Sending a men to the Moon served both the US interventionist policies and the inclusive counter-culture’s aspirations, before being forsaken. The results of reaching the Moon have been limited because it is not the final what’s important, it is the trip.

“We are in 1985, and barely fifteen years stand between us and a new millennium. For the time being I don’t think the approach of this date arouses any special emotion. However, I’m not here to talk of futurology, but of literature.” Italo Calvino pointed introducing its six Harvard conferences, a legacy as a “memo for the next millenium : 1. Lightness 2. Quickness 3. Exactitude 4. Visibility 5. Multiplicity 6. Consistency” (Calvino 1988).

There we. are.

Space time © Nous

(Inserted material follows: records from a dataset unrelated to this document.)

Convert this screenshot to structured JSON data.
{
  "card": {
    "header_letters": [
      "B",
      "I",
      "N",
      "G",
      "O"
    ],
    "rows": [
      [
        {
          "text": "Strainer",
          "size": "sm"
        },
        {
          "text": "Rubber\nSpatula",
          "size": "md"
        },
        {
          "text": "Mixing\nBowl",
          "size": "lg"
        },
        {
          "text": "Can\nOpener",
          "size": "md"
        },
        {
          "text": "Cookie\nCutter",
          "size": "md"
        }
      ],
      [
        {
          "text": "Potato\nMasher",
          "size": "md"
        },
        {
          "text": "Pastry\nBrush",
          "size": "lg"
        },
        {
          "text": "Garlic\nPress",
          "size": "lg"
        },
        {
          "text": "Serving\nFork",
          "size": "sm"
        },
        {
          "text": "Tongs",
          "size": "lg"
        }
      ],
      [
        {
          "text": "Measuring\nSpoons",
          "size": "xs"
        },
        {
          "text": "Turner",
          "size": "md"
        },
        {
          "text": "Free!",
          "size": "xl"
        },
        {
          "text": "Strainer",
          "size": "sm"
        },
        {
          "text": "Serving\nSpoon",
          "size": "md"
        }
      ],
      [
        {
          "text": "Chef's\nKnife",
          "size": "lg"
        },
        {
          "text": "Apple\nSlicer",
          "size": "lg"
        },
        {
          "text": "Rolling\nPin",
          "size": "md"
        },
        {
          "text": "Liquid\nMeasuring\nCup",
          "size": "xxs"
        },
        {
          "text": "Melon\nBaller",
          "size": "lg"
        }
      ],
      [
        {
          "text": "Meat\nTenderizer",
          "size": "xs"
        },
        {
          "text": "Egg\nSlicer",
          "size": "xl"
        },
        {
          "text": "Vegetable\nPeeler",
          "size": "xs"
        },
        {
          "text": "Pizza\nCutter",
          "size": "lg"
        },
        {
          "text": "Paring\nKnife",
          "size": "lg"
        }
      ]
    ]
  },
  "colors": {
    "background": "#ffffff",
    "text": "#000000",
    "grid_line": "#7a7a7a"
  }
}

  • Aureli, Pier Vittorio, 2011. The possibility of an absolute architecture. Cambridge, MA: Massachusetts Institute of Technology Press.
  • Smithson, Robert. 1996. The Collected Writings. Edited by Jack Flam. Berkeley: University of California Press.
  • Buckminster Fuller, Richard. 1968. Operating Manual for Spaceship Earth. Edwardsville: Southern Illinois University Press.
  • Orwell, Georges, 1937. The Road to Wigan Pier, London: Victor Gollancz. – Made this expression known paraphrasing George, Henry, 1879. Progress and Poverty. New York: Appleton. and popularized by Buckminster Fuller, Richard. 1968. Operating Manual for Spaceship Earth. Edwardsville: Southern Illinois University Press.
  • Buckminster Fuller, Richard. 1938. Nine chains to the moon. Philadelphia : Lippincott. – Ttitled in reference of the world population at that time if stood one atop another, could form chains reaching back and forth between Earth and the Moon nine times.
  • Leary, Timothy. 1983. Flashbacks: A Personal and Cultural History of an Era. New York: G. P. Putnam’s Sons.
  • Calvino, Italo. 1988. Six Memos for the next Millennium. Harvard: Harvard University Press. – It is a collection of five lectures, sort of intellectual and practical legacy, Italo Calvino was about to deliver at Harvard in 1985. He died before writing the sixth conference and giving none of them.


Nous.°

°Nous. meaning both we., us. and ourselves. in French is run by Telmo Escapil-Inchauspé & Guilhem Solère, both born in 1998, the year of the last Whole Earth Catalog publication.

On instragram: @nous.computer